    protected virtual void Dispose(bool disposing)
    {
        if (disposing)
        {
            if (connection != null)
            {
                connection.Dispose();
                connection = null;
            }
        }

        if (handle != IntPtr.Zero)
        {
            DeleteObject(handle);
            handle = IntPtr.Zero;
        }
    }

    ~MyDisposable()
    {
        Dispose(false);
    }
}
Derived class holding managed and/or unmanaged resources

If a class derives from a class implementing IDisposable, the following rules should be followed:

  • Override the Dispose(bool) method of the base class. In this method you should:
    • Clean up the resources owned by the derived class itself
    • Invoke 'base.Dispose(disposing)'
  • The derived class should not implement IDisposable, nor implement a finalizer

The following is an example implementation of a class deriving from the MyDisposable class:

public class MyDerivedDisposable : MyDisposable
{
    protected SqlConnection anotherConnection;

    protected override void Dispose(bool disposing)
    {
        if (disposing)
        {
            // Release or cleanup managed resources of this derived class only
            anotherConnection?.Dispose();
            anotherConnection = null;
        }
        base.Dispose(disposing);
    }
}
Sealed class holding only managed resources

If your class should not be inherited from, you can specify your class as sealed. This simplifies the Dispose pattern considerably:

  • You do not need to implement a 'Dispose(bool)' method, but can release resources in the 'Dispose()' method directly
  • You do not need to implement a finalizer, and as a consequence there is no not need to call 'GC.SuppressFinalize(this)'

The following is an example implementation of a sealed class holding only managed resources:

public sealed class MyDisposable : IDisposable
{
    private IDisposable connection;

    public void Dispose()
    {
        if (connection != null)
        {
            connection.Dispose();
            connection = null;
        }
    }
}
Sealed classes holding both managed and unmanaged resources

In the scenario where the class is sealed, but also holds unmanaged resources, the code is somewhat more complex.

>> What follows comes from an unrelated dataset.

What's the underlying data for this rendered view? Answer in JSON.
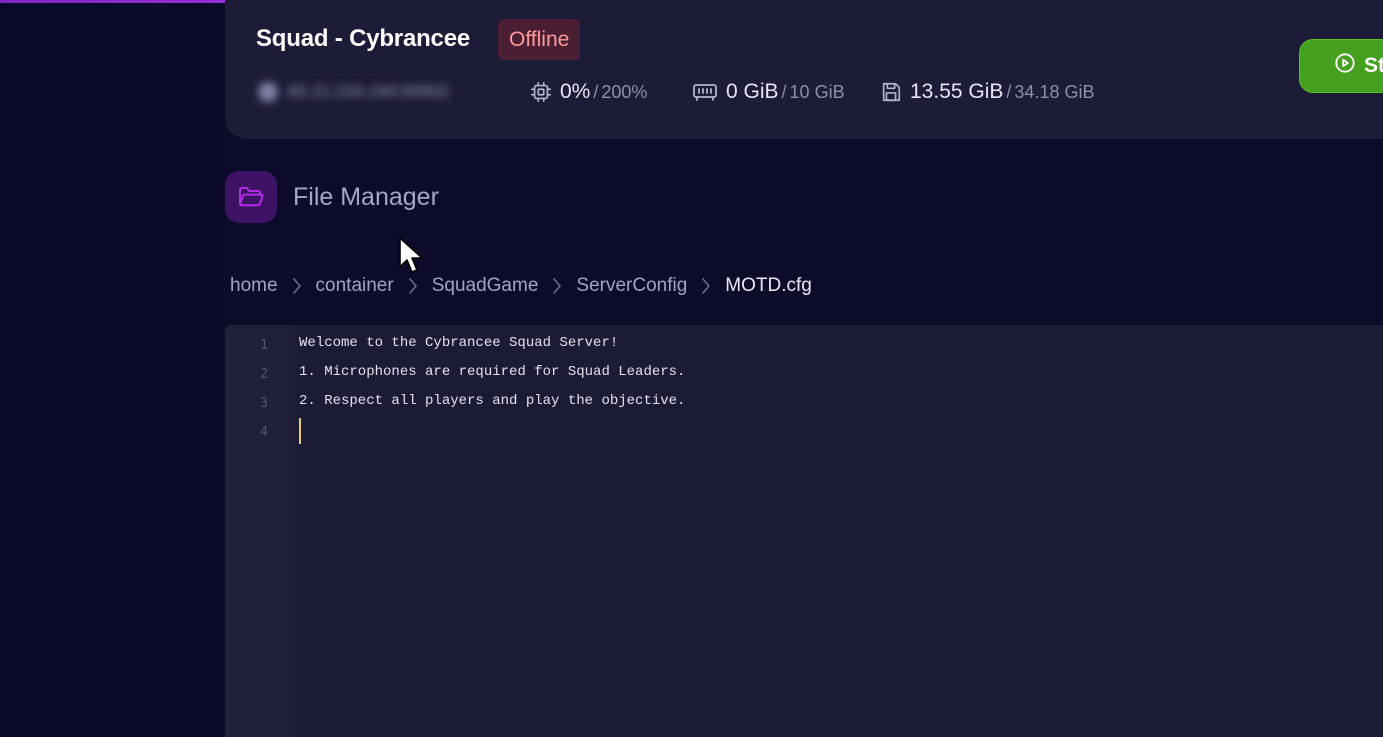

Example code for this scenario:

public sealed class MyDisposable : IDisposable
{
    [System.Runtime.InteropServices.DllImport("gdi32.dll")]
    public static extern bool DeleteObject(IntPtr hObject); // just an example 'PInvoke' call for releasing a Win32 resource

    private IDisposable connection;
    private IntPtr handle;

    public void Dispose()
    {
        Dispose(true);
        GC.SuppressFinalize(this);
    }

    private void Dispose(bool disposing)
    {
        if (disposing)
        {
            if (connection != null)
            {
                connection.Dispose();
                connection = null;
            }
        }

        if (handle != IntPtr.Zero)
        {
            DeleteObject(handle);
            handle = IntPtr.Zero;
        }
    }

    ~MyDisposable()
    {
        Dispose(false);
    }
}
Sealed class holding managed objects that need to be shared with unmanaged code

When you need to share a managed object with unmanaged code, you need to 'pin' the managed object so that its location on the heap will not be changed by the garbage collector. The managed object will remain pinned during the lifetime of the class implementing IDisposable.

Example code for this scenario:

public sealed class SealedManagedObjectForUnmanagedCode : IDisposable
{
    // The managed object can be any .NET type, including custom ones.
    private object managedObject;
    private GCHandle gcHandle;
    private IntPtr handle;

    public void Dispose()
    {
        Dispose(true);
        GC.SuppressFinalize(this);
    }

    ~SealedManagedObjectForUnmanagedCode()
    {
        Debug.Assert(!gcHandle.IsAllocated);
        Dispose(false);
    }

    // Method name just an example, can appear anywhere in the class.
    private void CreateResource()
    {
        gcHandle = GCHandle.Alloc(managedObject, GCHandleType.Pinned);
        handle = gcHandle.AddrOfPinnedObject();
    }

    private void Dispose(bool disposing)
    {
        if (gcHandle.IsAllocated)
        {
            gcHandle.Free();
            handle = IntPtr.Zero;
        }
        if (disposing)
        {
            // Cleanup managed resources
        }
    }
}